**Aim of the exercise:** Set down all of the entries word for word, omitting the images they contain.

======

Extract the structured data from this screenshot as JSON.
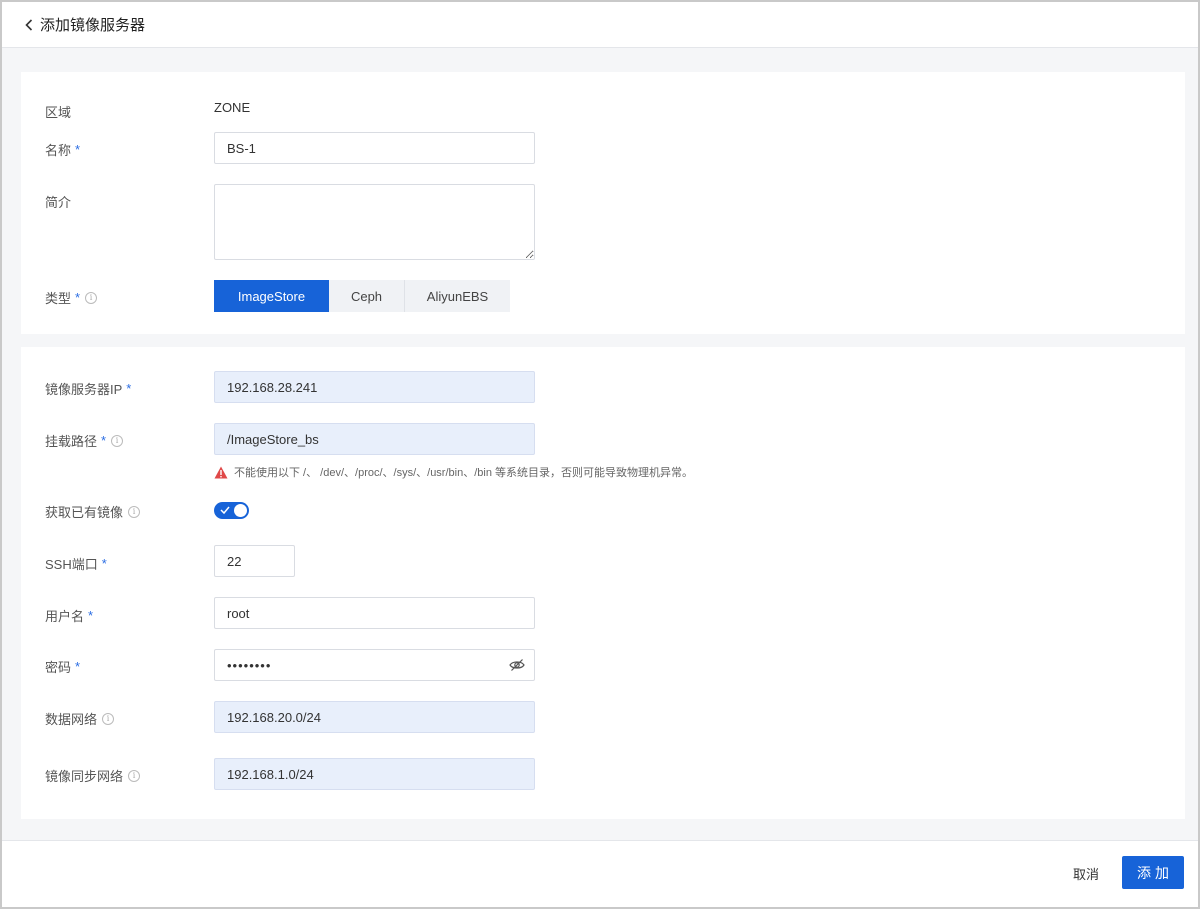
{
  "header": {
    "title": "添加镜像服务器"
  },
  "form": {
    "zone": {
      "label": "区域",
      "value": "ZONE"
    },
    "name": {
      "label": "名称",
      "required": "*",
      "value": "BS-1"
    },
    "description": {
      "label": "简介",
      "value": ""
    },
    "type": {
      "label": "类型",
      "required": "*",
      "options": [
        "ImageStore",
        "Ceph",
        "AliyunEBS"
      ],
      "selected": "ImageStore"
    },
    "server_ip": {
      "label": "镜像服务器IP",
      "required": "*",
      "value": "192.168.28.241"
    },
    "mount_path": {
      "label": "挂载路径",
      "required": "*",
      "value": "/ImageStore_bs",
      "warning": "不能使用以下 /、 /dev/、/proc/、/sys/、/usr/bin、/bin 等系统目录，否则可能导致物理机异常。"
    },
    "import_images": {
      "label": "获取已有镜像",
      "enabled": true
    },
    "ssh_port": {
      "label": "SSH端口",
      "required": "*",
      "value": "22"
    },
    "username": {
      "label": "用户名",
      "required": "*",
      "value": "root"
    },
    "password": {
      "label": "密码",
      "required": "*",
      "value": "••••••••"
    },
    "data_network": {
      "label": "数据网络",
      "value": "192.168.20.0/24"
    },
    "sync_network": {
      "label": "镜像同步网络",
      "value": "192.168.1.0/24"
    }
  },
  "footer": {
    "cancel_label": "取消",
    "add_label": "添加"
  },
  "colors": {
    "primary": "#1763d8",
    "filled_input": "#e8effb",
    "warning": "#e04848"
  }
}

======

**Solution to the problem:**
Extract the structured data from this screenshot as JSON.
{
  "header": {
    "title": "添加镜像服务器"
  },
  "form": {
    "zone": {
      "label": "区域",
      "value": "ZONE"
    },
    "name": {
      "label": "名称",
      "required": "*",
      "value": "BS-1"
    },
    "description": {
      "label": "简介",
      "value": ""
    },
    "type": {
      "label": "类型",
      "required": "*",
      "options": [
        "ImageStore",
        "Ceph",
        "AliyunEBS"
      ],
      "selected": "ImageStore"
    },
    "server_ip": {
      "label": "镜像服务器IP",
      "required": "*",
      "value": "192.168.28.241"
    },
    "mount_path": {
      "label": "挂载路径",
      "required": "*",
      "value": "/ImageStore_bs",
      "warning": "不能使用以下 /、 /dev/、/proc/、/sys/、/usr/bin、/bin 等系统目录，否则可能导致物理机异常。"
    },
    "import_images": {
      "label": "获取已有镜像",
      "enabled": true
    },
    "ssh_port": {
      "label": "SSH端口",
      "required": "*",
      "value": "22"
    },
    "username": {
      "label": "用户名",
      "required": "*",
      "value": "root"
    },
    "password": {
      "label": "密码",
      "required": "*",
      "value": "••••••••"
    },
    "data_network": {
      "label": "数据网络",
      "value": "192.168.20.0/24"
    },
    "sync_network": {
      "label": "镜像同步网络",
      "value": "192.168.1.0/24"
    }
  },
  "footer": {
    "cancel_label": "取消",
    "add_label": "添加"
  },
  "colors": {
    "primary": "#1763d8",
    "filled_input": "#e8effb",
    "warning": "#e04848"
  }
}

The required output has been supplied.